The President creates a budget request for the next fiscal year, with the help of the Office of Management and Budget (OMB), and submits it to Congress. The budget has several categories of spending that are referred to as functions (and within those, subfunctions). Functions, such as “National Defense” or “Energy” or “Veterans Benefits and Services” cut across agency lines. Aspects of “National Defense” for example, can be found both in the Department of Defense as well as in the Department of Energy.
Estimates for each function are made for both discretionary and mandatory spending. Discretionary spending requires an authorization bill and happens under the authorization of Congress. Mandatory spending is based on law. Programs that require mandatory spending are termed “entitlement programs” because citizens are “entitled” to the funds if they meet the eligibility requirements dictated by law. Social Security and Medicare are two such entitlement programs.
The chart on page 1 of The President's Budget: National Impact is based on the functions and subfunctions for each government agency budget found in theBudget of the United States Government, Fiscal Year 2010, Analytical PerspectivesandPublic Budget Database Fiscal Year 2010. The analysis of the budget is based on the budget authority for fiscal years 2008-2010 and all numbers from this page are given in billions of 2009 dollars.
The categories in the bar chart are defined as follows:
Income Security & Labor: Job training, disability, retirement, and unemployment insurance, social security. This includes subfunctions 504, 505, 601, 602, 603, 609, 651.
Health: Medicare, Medicaid, SCHIP and other health-related expenses. This includes subfunctions 551, 552, 554, 571.
Military: National defense and security, nuclear weapons activities, and international security assistance.
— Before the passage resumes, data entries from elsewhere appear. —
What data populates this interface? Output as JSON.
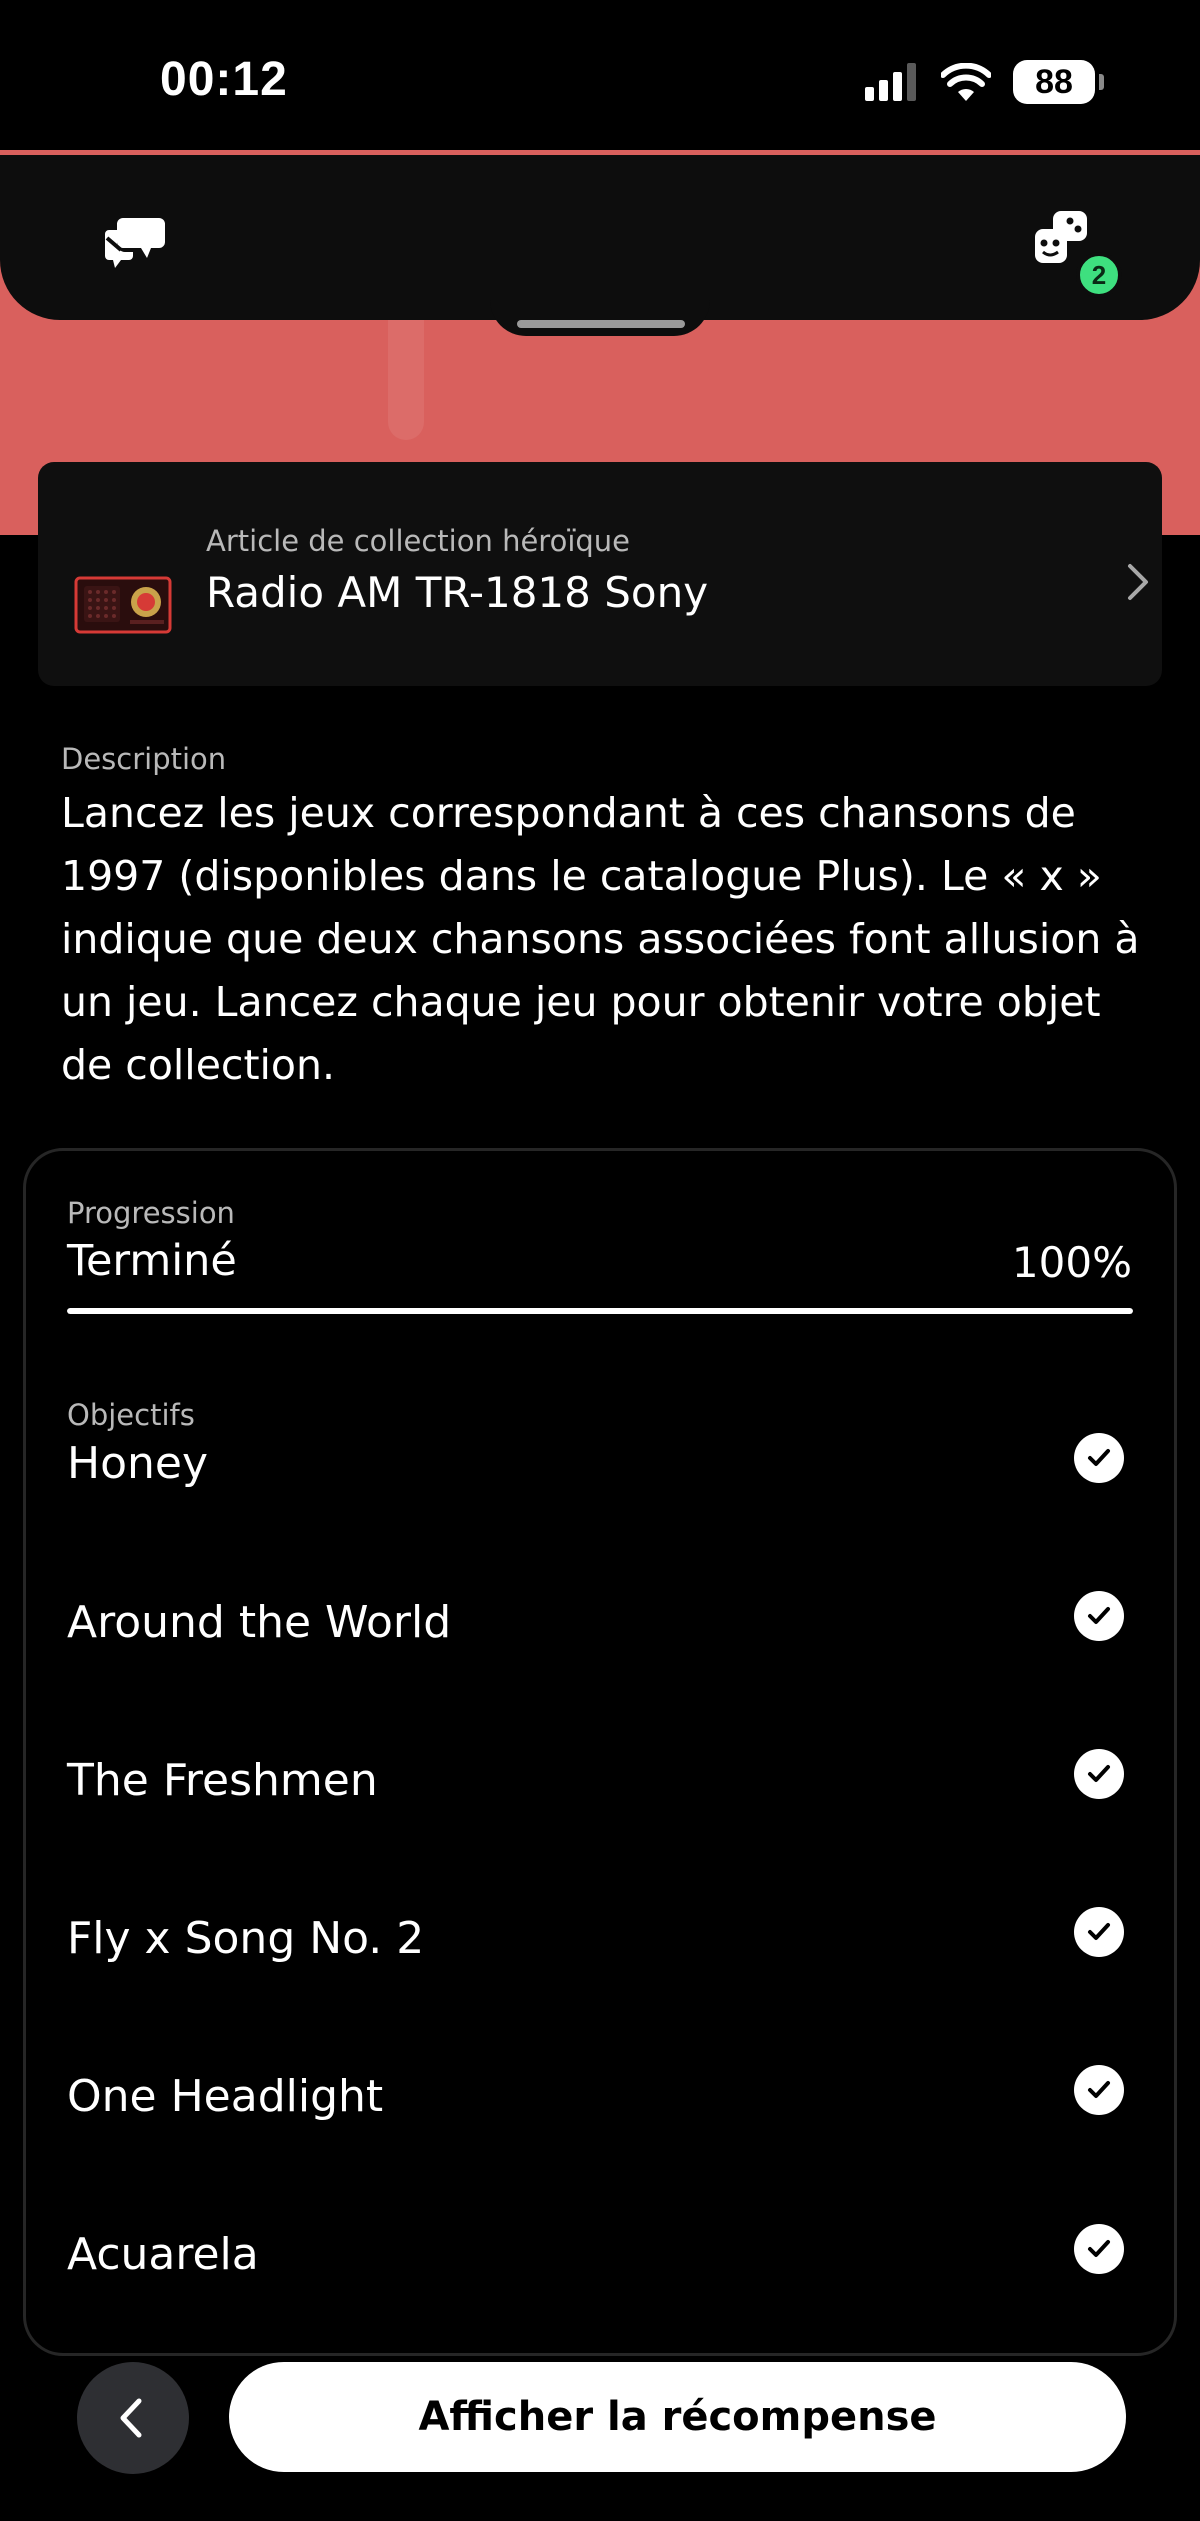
{
  "status_bar": {
    "time": "00:12",
    "battery": "88",
    "icons": [
      "cellular-signal-icon",
      "wifi-icon",
      "battery-icon"
    ]
  },
  "header": {
    "icons": [
      "chat-bubbles-icon",
      "game-pieces-icon"
    ],
    "notification_count": "2"
  },
  "collection": {
    "caption": "Article de collection héroïque",
    "title": "Radio AM TR-1818 Sony"
  },
  "description": {
    "label": "Description",
    "text": "Lancez les jeux correspondant à ces chansons de 1997 (disponibles dans le catalogue Plus). Le « x » indique que deux chansons associées font allusion à un jeu. Lancez chaque jeu pour obtenir votre objet de collection."
  },
  "progress": {
    "label": "Progression",
    "status": "Terminé",
    "percent_text": "100%",
    "value": 1.0
  },
  "objectives": {
    "label": "Objectifs",
    "items": [
      {
        "title": "Honey",
        "completed": true
      },
      {
        "title": "Around the World",
        "completed": true
      },
      {
        "title": "The Freshmen",
        "completed": true
      },
      {
        "title": "Fly x Song No. 2",
        "completed": true
      },
      {
        "title": "One Headlight",
        "completed": true
      },
      {
        "title": "Acuarela",
        "completed": true
      }
    ]
  },
  "footer": {
    "reward_button": "Afficher la récompense"
  },
  "colors": {
    "hero": "#d9605d",
    "badge": "#3ee07f",
    "background": "#000000"
  }
}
This includes subfunctions 051, 053, 054, 152.
Net Interest on the Debt: This includes subfunctions 901, 902, 908, 909.
Food: Agriculture and nutritional assistance. This includes subfunctions 351, 352, 605.
Veterans' Benefits: Health care, housing, and income benefits for veterans. This includes subfunctions 701, 702, 703, 704, 705.
Housing & Community: Housing assistance and credit, community development, disaster assistance, and services supporting social needs. This includes subfunctions 371, 451, 452, 453, 506, 604, 925.
Transportation: Development and support of air, water, ground, and other transportation. This includes subfunctions 401, 402, 403, 407.
Environment, Energy, & Science: Natural resources and environment, supply and use of energy, and science and research activities. This includes subfunctions 251, 252, 271, 272, 274, 276, 301, 302, 303, 304, 306.
Education: Elementary, secondary, higher and vocational education. This includes subfunctions 501, 502, 503.
Government: Commerce, law enforcement, overhead costs of federal government, and undistributed offsetting receipts. This includes subfunctions 372, 373, 376, 751, 752, 753, 754, 801, 802, 803, 804, 805, 806, 808, 809, 922, 951, 952, 953, 954, 959.
International Affairs: Diplomatic, development, and humanitarian activities abroad. This includes subfunctions 151, 153, 154, 155.
The table on page 2 of The President's Budget: Federal Aid to States – Selected Programs is compiled from charts found in Chapter 8 ofBudget of the United States Government, Fiscal Year 2010, Analytical Perspectivesand all numbers from this page are given in millions of 2009 dollars.